Aim of the exercise> Look through the data below and say how many of its lines contain "name", adding nothing else.
----------
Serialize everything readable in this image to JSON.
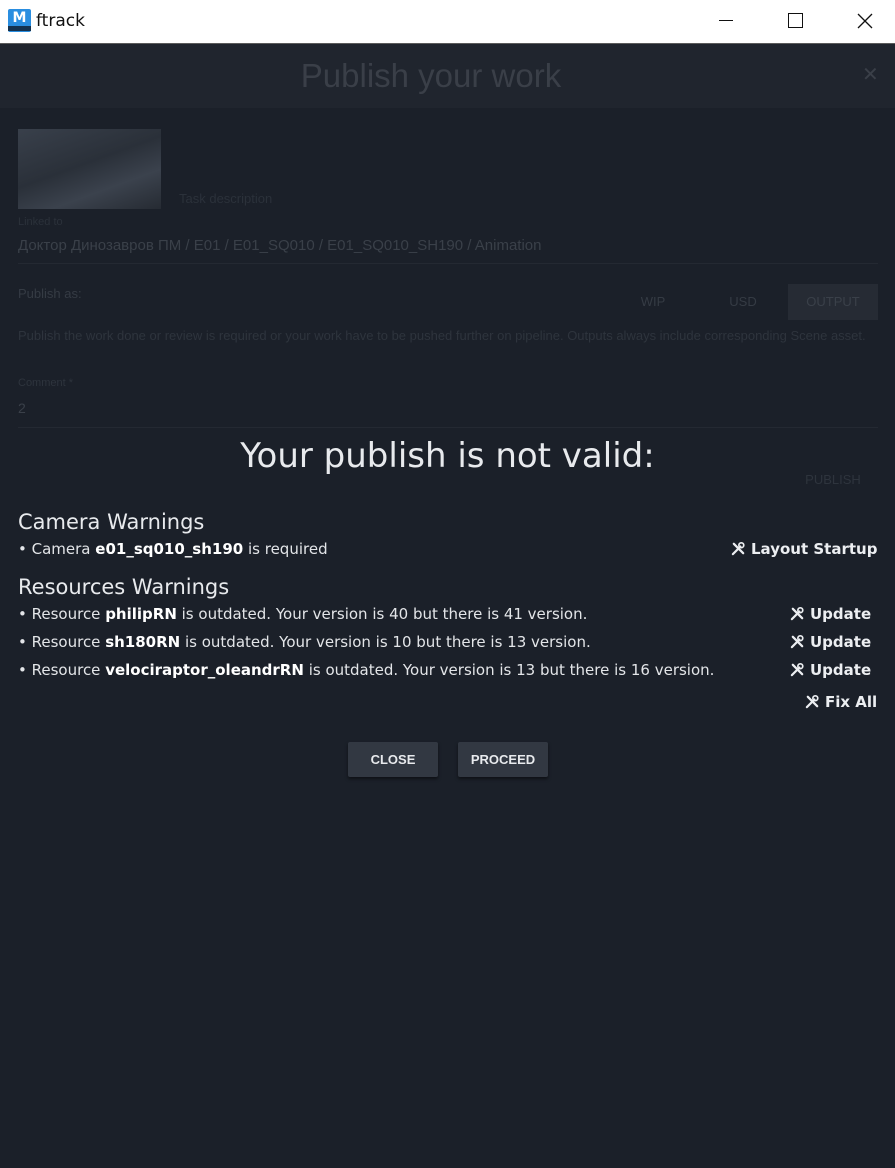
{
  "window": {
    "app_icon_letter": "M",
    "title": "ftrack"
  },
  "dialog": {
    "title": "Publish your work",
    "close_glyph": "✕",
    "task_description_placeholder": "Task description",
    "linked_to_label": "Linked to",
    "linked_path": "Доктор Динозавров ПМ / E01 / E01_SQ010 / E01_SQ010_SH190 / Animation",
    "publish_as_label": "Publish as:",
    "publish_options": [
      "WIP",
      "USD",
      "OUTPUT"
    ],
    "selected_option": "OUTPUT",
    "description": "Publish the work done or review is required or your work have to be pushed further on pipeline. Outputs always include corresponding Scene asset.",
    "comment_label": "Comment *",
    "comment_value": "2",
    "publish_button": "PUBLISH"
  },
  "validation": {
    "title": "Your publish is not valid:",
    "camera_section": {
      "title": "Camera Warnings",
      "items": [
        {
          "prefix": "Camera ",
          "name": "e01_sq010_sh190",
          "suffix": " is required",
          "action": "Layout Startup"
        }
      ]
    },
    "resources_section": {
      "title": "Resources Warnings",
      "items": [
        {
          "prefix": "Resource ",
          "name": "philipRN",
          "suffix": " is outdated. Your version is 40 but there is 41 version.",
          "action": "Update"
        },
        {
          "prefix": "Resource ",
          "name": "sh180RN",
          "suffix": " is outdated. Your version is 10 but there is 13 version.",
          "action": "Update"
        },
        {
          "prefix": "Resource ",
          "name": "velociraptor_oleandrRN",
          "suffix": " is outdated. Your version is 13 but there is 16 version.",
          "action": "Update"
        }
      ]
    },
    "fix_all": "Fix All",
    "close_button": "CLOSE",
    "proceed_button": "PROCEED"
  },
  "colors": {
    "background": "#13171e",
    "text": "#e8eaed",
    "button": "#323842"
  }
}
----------
Written solution> 4